GTD nonetheless presents a perfectly rational and reasonable method for reducing the chaos in one's life that is a tweaking of the song the Franklin planner guy was singing to us at GE. There is, however, a major problem with both systems. The philosophy behind GTD makes sense: in order to have a sense of flow in your life you should get all of the trivia in life out of the way (via organization) so that you can concentrate on the "important stuff." This requires both eternal vigilance and just possibly the aforementioned surgically implanted pouch. That is because when you have moved your organizational capacity out of your mind and onto paper, a PDA, a computer, or all three together, you had better get everything right, especially if you kept things obsessively neat by throwing out all original documents. If one instead goes through life with a "mental picture" of what is going on, it is far more difficult to mess up appointments and deadlines than if one commits everything to external planning devices and does not subject them to appropriate reality checks. In tech terminology, the GTD system is brittle by design. One little mistake and you are in Cleveland on Christmas for that big meeting that is scheduled for January 25. (In Outlook, all months look alike. You have been warned.)

Ultimately, organization is a personal thing. Good short-term and long-term memory make organization a lot easier. Also, there is a certain kind of uncharted "intelligence" that helps with organization and people lacking in this intelligence are perhaps doomed to disorganization regardless of how many self-help book they read, even if these books are clearly targeted at disorganized people with limited memory and intelligence. (Especially since people with limited memories are prone to buying the same book multiple times.)

The most disappointing thing about GTD, especially when one considers its popularity in the blogosphere, is its limited embrace of technology. Sure, the more expense labelers come with USB ports, but real technology, like Microsoft OneNote 2007, is changing people's lives and GTD has little to say about it. (OneNote is still very rough around the edges, but can be a great organizational tool once one figures out what to with it.)

A high-quality, sheet-feed scanner costs as much as several dozen labelers, but it can also make a world of difference. As long as one has plentiful monitor real estate, PDFs with OCR'ed text are a lot easier to work with than the original documents in most applications. (Paper still has an edge for quick scanning and for staying out of trouble in airport restrooms.)

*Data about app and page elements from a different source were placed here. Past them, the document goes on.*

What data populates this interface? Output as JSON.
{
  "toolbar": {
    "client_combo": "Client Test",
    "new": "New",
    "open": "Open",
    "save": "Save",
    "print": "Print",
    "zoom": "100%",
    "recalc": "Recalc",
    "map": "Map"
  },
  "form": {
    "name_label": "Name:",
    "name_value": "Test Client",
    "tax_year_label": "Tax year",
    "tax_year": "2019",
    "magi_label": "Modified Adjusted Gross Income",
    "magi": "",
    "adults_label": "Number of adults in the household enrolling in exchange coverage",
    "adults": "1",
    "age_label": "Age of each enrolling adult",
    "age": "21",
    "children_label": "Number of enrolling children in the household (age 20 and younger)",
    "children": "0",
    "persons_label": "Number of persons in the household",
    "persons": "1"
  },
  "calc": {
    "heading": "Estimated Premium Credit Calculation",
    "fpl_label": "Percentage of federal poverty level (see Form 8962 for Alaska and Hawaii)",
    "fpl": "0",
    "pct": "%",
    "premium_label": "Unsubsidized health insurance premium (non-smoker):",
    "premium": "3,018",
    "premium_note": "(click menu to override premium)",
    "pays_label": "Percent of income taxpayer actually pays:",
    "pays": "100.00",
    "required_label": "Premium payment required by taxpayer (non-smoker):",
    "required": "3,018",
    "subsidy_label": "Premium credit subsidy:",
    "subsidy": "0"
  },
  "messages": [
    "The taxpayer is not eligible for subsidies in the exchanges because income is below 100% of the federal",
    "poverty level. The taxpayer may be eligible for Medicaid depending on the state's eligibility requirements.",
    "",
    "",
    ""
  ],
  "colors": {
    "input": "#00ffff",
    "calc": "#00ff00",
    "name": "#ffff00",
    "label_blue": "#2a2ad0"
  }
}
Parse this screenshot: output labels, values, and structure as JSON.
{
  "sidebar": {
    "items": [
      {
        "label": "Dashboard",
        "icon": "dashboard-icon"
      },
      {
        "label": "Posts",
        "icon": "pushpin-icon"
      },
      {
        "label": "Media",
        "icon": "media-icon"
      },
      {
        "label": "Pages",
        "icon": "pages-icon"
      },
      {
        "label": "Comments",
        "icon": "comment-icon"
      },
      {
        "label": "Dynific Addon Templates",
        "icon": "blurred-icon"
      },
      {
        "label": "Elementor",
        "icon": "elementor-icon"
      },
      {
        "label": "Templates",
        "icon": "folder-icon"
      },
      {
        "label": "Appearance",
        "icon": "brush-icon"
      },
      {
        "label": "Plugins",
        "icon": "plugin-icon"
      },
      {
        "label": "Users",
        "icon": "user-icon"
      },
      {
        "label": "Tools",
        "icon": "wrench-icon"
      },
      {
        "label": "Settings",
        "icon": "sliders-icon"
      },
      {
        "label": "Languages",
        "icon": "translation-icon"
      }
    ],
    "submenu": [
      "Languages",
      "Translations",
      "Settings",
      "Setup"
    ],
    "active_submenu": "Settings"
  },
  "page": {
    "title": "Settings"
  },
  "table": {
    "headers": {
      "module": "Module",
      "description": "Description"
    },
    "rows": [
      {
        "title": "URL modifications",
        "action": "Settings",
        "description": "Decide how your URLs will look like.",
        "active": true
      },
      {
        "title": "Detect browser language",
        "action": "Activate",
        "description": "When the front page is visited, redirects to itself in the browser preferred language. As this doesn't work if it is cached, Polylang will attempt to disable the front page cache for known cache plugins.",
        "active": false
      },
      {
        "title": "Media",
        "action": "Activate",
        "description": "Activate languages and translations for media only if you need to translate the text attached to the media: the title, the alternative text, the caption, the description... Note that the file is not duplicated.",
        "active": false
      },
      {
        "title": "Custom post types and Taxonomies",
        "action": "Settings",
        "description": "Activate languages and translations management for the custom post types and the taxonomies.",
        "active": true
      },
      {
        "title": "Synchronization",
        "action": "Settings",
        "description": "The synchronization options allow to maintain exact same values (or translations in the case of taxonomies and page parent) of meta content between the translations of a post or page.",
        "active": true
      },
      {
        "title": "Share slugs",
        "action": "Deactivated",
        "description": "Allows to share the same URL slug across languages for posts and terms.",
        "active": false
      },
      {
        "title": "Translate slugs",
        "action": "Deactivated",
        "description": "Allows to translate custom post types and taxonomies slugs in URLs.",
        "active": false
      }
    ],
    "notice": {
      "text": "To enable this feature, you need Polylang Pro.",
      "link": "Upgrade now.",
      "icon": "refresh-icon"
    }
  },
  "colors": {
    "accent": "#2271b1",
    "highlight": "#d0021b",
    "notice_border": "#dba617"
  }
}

In closing, it is worth noting that there is a very good reason that personal planning has all the earmarks of a cult. For the persistent few who actually get organized, one thing soon dawns on themthe organized pay the price for the other people in their lives being disorganized, especially other people in positions of authority, like bosses (or, heaven forbid, professors). Perhaps the GTD book is best read as a utopian novel rather than as the latest and greatest self-help book.

Copyright 2007 by Miller Risk Advisors. Permission granted to forward by electronic means and to excerpt or broadcast 250 words or less provided a citation is made to